## What the task requires
Show all lines from the data that include the word "rest".

## Data supplied
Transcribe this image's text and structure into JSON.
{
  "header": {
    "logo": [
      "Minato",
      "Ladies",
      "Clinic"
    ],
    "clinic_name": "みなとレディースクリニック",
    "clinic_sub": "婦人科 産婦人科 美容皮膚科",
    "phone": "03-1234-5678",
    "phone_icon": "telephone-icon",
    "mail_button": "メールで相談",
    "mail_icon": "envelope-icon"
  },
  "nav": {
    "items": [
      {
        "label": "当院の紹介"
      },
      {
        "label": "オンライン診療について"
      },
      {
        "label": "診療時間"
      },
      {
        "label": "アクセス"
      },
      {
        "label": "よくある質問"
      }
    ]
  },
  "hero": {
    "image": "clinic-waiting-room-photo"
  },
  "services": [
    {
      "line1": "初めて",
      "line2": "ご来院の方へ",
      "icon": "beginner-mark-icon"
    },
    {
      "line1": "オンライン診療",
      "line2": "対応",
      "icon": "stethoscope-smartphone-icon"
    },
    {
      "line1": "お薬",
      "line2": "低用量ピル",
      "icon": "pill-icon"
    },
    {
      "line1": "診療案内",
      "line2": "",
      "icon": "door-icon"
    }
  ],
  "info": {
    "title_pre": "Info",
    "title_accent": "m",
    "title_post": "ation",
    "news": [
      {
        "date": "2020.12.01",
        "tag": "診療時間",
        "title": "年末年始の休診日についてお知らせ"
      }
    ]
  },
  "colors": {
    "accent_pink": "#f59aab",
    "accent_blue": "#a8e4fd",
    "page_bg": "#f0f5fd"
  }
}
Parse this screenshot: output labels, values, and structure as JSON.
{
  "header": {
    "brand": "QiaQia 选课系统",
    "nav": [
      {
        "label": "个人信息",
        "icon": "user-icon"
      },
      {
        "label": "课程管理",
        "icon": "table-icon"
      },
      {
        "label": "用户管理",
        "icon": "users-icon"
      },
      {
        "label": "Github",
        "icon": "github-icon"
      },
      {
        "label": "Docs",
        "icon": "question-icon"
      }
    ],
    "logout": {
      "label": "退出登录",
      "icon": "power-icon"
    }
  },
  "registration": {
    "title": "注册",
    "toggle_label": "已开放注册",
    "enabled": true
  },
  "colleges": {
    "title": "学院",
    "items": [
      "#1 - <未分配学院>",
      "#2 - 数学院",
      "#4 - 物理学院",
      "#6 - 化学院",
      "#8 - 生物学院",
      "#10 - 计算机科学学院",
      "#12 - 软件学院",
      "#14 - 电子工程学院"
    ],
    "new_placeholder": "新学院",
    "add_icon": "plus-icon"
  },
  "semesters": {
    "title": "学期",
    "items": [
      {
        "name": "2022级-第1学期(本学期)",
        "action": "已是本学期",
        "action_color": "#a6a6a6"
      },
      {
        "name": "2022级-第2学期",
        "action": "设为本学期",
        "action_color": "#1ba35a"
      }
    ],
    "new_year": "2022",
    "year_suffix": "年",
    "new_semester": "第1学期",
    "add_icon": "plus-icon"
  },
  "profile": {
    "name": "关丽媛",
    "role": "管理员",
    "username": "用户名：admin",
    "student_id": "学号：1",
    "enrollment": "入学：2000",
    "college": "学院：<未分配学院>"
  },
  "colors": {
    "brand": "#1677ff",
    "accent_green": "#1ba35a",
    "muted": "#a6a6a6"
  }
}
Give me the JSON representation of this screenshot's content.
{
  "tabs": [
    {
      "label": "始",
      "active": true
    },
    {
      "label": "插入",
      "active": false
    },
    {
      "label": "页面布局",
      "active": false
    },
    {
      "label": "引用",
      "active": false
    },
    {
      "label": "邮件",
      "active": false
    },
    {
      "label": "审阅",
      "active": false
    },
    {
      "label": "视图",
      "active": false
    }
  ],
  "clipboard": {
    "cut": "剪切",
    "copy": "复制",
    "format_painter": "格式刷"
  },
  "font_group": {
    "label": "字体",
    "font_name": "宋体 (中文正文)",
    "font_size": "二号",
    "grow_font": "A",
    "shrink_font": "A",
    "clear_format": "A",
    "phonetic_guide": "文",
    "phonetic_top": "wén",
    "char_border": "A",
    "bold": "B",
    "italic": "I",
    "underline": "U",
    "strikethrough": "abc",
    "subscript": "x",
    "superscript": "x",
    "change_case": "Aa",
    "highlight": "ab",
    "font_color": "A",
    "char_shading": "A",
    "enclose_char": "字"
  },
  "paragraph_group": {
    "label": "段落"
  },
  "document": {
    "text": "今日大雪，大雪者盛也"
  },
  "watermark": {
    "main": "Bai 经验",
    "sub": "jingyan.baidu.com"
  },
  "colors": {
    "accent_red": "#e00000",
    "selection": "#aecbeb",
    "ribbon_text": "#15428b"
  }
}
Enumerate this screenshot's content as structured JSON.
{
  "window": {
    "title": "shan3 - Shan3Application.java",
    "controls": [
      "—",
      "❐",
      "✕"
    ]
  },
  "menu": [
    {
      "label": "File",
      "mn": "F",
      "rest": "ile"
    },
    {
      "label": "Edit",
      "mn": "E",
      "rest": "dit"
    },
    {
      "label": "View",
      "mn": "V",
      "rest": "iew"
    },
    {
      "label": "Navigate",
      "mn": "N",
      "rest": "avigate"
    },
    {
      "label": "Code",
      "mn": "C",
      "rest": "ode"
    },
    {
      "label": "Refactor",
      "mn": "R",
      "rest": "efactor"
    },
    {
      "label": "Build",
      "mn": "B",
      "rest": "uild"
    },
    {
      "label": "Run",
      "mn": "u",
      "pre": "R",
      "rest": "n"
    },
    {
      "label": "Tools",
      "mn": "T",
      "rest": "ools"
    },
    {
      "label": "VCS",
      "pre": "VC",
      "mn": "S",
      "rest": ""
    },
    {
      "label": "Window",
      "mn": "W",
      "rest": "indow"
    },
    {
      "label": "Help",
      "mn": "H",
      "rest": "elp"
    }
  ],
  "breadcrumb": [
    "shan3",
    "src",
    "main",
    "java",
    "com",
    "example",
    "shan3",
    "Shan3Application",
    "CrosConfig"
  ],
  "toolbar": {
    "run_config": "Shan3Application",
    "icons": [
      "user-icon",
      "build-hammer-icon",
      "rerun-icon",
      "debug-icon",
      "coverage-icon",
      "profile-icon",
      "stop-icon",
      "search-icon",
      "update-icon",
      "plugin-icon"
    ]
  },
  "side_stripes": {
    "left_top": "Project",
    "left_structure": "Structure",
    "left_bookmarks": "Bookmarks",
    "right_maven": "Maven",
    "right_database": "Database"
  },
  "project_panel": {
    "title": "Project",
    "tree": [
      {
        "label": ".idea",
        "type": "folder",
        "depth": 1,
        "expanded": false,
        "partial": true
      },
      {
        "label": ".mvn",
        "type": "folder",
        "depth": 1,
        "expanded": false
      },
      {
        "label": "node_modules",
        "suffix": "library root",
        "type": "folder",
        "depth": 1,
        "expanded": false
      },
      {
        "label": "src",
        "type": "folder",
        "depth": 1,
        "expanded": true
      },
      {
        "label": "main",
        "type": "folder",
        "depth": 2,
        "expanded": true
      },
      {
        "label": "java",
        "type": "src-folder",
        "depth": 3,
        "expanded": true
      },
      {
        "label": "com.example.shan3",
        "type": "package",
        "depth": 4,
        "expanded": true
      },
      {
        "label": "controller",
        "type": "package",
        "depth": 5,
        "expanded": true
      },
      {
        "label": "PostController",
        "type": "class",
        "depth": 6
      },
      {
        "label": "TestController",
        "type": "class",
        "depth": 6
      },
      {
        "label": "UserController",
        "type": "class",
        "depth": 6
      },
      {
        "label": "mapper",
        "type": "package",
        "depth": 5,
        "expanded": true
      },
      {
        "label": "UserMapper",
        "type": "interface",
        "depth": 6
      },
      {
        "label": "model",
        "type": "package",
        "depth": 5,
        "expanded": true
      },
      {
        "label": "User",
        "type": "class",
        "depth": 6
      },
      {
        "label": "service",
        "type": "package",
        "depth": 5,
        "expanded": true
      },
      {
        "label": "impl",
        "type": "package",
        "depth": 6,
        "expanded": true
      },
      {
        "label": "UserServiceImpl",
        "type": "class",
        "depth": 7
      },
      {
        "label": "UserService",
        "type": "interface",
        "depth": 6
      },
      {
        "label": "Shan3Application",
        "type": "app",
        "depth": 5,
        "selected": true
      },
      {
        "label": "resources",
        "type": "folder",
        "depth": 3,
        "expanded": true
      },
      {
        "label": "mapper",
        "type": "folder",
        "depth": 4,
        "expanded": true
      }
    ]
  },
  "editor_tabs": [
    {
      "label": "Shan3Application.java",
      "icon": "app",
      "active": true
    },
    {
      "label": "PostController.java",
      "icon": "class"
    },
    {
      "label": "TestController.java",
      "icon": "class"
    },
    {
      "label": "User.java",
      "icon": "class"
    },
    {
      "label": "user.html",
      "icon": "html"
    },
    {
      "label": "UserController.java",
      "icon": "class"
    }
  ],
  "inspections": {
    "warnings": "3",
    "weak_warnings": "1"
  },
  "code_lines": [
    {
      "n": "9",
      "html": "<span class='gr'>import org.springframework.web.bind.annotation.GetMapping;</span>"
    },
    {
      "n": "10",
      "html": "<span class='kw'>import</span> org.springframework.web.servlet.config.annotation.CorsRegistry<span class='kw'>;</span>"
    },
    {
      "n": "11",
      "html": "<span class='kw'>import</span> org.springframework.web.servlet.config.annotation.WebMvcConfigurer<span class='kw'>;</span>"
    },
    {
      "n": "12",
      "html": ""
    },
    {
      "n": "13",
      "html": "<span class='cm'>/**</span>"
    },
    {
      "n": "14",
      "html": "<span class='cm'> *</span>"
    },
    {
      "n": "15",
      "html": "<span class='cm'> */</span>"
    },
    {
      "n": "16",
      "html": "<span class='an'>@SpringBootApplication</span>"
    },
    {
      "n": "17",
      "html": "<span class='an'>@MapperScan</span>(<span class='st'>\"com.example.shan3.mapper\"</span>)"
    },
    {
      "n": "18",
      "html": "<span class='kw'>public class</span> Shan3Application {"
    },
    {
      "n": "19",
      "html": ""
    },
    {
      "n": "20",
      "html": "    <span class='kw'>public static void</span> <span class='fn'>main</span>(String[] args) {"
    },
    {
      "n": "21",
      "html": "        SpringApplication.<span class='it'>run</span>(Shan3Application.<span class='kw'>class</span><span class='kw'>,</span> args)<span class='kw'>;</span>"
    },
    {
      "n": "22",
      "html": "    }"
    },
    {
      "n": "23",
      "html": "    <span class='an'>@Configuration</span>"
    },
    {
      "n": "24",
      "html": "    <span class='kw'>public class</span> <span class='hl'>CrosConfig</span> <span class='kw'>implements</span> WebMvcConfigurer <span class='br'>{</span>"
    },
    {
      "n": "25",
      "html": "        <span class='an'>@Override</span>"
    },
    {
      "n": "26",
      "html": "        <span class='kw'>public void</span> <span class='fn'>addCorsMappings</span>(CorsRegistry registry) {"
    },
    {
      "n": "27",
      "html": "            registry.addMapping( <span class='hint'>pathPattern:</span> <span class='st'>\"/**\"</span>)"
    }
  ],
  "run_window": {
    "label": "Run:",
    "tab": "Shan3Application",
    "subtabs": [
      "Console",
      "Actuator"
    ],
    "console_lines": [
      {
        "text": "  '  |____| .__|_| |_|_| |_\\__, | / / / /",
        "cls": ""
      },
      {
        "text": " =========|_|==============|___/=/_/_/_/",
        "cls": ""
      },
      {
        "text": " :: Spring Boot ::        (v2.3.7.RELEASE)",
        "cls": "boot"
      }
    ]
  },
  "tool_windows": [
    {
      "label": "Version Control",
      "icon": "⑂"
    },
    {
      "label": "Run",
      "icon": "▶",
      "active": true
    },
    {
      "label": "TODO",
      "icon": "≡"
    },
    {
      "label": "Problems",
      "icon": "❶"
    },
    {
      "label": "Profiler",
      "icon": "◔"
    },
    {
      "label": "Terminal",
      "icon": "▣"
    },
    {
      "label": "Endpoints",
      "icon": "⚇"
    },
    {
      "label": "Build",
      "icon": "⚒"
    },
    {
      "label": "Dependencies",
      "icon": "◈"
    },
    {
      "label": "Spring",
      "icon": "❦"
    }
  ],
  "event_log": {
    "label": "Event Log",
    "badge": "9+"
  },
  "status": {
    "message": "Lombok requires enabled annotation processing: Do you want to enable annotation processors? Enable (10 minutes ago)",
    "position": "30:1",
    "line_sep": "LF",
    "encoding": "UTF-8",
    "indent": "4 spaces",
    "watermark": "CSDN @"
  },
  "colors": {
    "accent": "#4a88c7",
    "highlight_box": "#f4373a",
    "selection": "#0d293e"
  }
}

## Result
      "rest": "ile"
      "rest": "dit"
      "rest": "iew"
      "rest": "avigate"
      "rest": "ode"
      "rest": "efactor"
      "rest": "uild"
      "rest": "n"
      "rest": "ools"
      "rest": ""
      "rest": "indow"
      "rest": "elp"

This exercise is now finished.